Life is filled with unexpected twists and turns, and sometimes, these surprises come with a hefty price tag. In moments of financial need, personal loans might be the first solution that comes to mind. However, there’s a world of alternative avenues waiting to be explored. This article delves into the various paths beyond traditional personal loans that can provide much-needed financial assistance, each with its own set of benefits and considerations.
Family and Friends: A Safety Net of Support
When financial strains hit, leaning on family and friends can be a comforting option. Borrowing from those close to you can often come with more flexible terms and lower interest rates. Nevertheless, it’s essential to approach these arrangements with clear communication and a well-defined repayment plan, especially when involving a licensed money lender. Keeping things professional and transparent can help prevent misunderstandings and strain on relationships.
Crowdfunding and Peer-to-Peer Lending: The Power of Community
In today’s digital age, crowdfunding platforms have emerged as a beacon of hope for those seeking financial assistance. From medical bills to educational pursuits, crowdfunding allows individuals to rally support from a global community. Similarly, peer-to-peer lending connects borrowers directly with individual investors willing to provide financial aid. While these options can provide rapid financial relief, potential risks include fraudulent campaigns and fluctuating interest rates.
401(k) Loans and Retirement Accounts: Tapping into the Future
Borrowing from your future self might sound intriguing, but 401(k) loans come with their own set of considerations. While it may offer quick access to funds without a credit check, it can also impact your retirement savings, potentially hindering your long-term financial security. Weighing the pros and cons is crucial before delving into this option.
Home Equity: Turning Home into a Financial Resource
For homeowners, tapping into home equity through loans or home equity lines of credit (HELOCs) can offer substantial financial assistance.

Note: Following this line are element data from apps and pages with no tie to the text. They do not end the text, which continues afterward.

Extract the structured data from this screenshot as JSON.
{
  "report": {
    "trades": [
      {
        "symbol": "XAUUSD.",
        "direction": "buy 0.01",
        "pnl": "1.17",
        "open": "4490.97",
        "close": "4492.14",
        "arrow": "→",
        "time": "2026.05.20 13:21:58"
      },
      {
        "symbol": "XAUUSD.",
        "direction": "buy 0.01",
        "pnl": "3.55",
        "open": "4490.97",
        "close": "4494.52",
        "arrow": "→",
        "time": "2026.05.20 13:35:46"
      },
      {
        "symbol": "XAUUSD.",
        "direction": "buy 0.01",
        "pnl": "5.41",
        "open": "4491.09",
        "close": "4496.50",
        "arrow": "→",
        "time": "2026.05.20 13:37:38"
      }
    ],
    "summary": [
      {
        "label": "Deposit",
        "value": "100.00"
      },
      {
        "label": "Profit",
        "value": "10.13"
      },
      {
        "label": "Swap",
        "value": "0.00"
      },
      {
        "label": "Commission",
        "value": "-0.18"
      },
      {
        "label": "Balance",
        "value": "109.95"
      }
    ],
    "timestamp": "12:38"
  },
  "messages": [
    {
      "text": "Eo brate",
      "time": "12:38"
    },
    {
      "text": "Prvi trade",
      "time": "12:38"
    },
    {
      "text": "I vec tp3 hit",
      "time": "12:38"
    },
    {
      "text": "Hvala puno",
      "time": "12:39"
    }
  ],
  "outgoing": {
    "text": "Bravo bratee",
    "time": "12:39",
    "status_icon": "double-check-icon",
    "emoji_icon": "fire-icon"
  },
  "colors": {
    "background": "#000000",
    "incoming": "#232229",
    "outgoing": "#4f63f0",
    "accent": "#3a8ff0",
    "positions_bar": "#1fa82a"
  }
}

This option can help finance large expenses, like home renovations or education. However, it’s important to remember that your home is on the line, and missing payments could lead to foreclosure. Making an informed decision and carefully evaluating the risks is paramount.

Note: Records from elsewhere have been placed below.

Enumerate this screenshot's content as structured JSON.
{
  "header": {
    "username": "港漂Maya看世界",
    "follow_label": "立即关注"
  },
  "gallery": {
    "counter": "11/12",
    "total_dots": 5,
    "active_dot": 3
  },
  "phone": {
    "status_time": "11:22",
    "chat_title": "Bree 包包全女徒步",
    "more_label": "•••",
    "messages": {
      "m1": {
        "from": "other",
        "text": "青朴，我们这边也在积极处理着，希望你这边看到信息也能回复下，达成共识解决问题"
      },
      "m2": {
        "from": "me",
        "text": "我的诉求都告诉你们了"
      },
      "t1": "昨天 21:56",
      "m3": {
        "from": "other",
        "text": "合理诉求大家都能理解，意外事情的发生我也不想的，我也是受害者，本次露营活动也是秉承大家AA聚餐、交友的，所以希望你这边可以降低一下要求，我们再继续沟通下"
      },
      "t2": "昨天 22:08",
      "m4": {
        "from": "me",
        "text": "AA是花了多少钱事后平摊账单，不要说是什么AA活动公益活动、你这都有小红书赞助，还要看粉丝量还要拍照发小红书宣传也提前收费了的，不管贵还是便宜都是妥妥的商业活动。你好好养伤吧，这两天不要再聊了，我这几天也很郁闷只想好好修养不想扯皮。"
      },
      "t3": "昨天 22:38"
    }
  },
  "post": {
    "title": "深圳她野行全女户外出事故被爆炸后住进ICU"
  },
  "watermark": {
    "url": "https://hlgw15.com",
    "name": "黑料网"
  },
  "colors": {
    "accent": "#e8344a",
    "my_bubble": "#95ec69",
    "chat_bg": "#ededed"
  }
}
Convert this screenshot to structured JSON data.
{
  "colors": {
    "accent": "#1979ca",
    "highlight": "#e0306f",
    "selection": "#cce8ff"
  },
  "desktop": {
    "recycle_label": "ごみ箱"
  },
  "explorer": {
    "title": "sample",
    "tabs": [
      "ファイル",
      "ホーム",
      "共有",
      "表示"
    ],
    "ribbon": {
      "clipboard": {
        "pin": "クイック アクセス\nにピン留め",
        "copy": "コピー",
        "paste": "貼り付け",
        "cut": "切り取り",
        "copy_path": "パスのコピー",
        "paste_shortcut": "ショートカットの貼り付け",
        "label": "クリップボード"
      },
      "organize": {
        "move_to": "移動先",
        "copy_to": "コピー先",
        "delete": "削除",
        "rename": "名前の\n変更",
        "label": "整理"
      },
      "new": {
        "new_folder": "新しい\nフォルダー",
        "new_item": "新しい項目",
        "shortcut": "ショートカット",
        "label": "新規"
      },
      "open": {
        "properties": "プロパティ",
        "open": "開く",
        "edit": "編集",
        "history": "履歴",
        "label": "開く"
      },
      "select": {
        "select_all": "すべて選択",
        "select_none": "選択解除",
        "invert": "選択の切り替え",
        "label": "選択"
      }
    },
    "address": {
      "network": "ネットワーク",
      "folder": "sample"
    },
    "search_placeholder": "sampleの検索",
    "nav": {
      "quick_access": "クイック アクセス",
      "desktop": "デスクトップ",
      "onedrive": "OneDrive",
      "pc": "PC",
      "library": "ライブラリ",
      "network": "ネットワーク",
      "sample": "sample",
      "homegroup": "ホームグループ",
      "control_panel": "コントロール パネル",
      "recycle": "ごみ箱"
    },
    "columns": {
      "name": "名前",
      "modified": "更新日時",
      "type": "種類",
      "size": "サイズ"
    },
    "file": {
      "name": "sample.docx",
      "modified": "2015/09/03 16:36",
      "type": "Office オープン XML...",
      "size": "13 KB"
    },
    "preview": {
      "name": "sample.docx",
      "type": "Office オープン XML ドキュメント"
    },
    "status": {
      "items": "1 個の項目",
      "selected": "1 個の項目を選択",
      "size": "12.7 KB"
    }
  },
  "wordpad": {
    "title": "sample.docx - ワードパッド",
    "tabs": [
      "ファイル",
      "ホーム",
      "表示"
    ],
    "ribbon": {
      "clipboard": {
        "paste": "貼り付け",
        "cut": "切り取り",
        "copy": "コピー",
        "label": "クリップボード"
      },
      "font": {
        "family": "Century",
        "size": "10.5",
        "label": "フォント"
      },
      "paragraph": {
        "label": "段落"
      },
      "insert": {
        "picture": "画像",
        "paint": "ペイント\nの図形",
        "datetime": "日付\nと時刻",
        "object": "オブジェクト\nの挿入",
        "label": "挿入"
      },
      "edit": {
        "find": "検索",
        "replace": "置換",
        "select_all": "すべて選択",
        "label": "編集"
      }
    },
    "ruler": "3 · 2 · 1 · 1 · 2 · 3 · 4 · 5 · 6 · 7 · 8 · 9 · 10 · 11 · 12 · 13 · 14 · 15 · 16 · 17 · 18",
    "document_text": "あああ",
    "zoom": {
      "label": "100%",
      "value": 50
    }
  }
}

Credit Union and Community Programs: Localized Support
Community-based support systems, like credit unions and nonprofit organizations, often offer tailored financial assistance. Credit unions can provide small loans with favorable terms, while local community programs might offer grants or low-interest loans to those in need. These options can be particularly valuable for individuals who prefer localized and community-focused solutions.
Negotiating with Creditors: Finding Common Ground
In times of financial hardship, discussing your situation with creditors can lead to beneficial arrangements. Negotiating for lower interest rates, extended payment plans, or even settlements can help alleviate immediate financial pressure. Open communication can prevent negative impacts on your credit and provide much-needed breathing room.
Selling Assets: Letting Go for Financial Relief
Non-essential assets, such as electronics, jewelry, or collectibles, can be sold to generate quick cash. While this approach can provide immediate financial relief, it’s essential to carefully evaluate sentimental value and long-term implications. Balancing your financial needs with emotional attachments is a delicate task.
Side Hustles and Gig Economy: Expanding Your Income Streams
In the age of gig economy platforms, side hustles can be a powerful way to generate additional income. From freelance writing to ride-sharing, these opportunities can supplement your primary income and provide a cushion during financially challenging times. However, balancing a side hustle with existing commitments requires careful time management and consideration.
Government Assistance Programs: A Safety Net in Times of Need
Government programs like unemployment benefits, food assistance, and housing support can provide a crucial lifeline for those facing financial difficulties. Understanding the eligibility criteria and navigating the application process can help individuals access much-needed aid during challenging periods.
Conclusion: Navigating the Landscape of Financial Assistance
When the unexpected hits, there’s no one-size-fits-all solution for financial assistance. Exploring alternative paths beyond personal loans empowers individuals to make well-informed decisions tailored to their unique circumstances. By assessing available options, understanding the implications, and maintaining open communication, individuals can weather financial storms while preserving their long-term financial stability.
Additional Resources: Your Guide to Further Exploration
For those intrigued by the multitude of alternative paths to financial assistance, a wealth of resources awaits. Websites, organizations, and tools are available to help individuals dive deeper into the world of crowdfunding, credit unions, government programs, and more. Empower yourself with knowledge and pave the way for a secure financial future.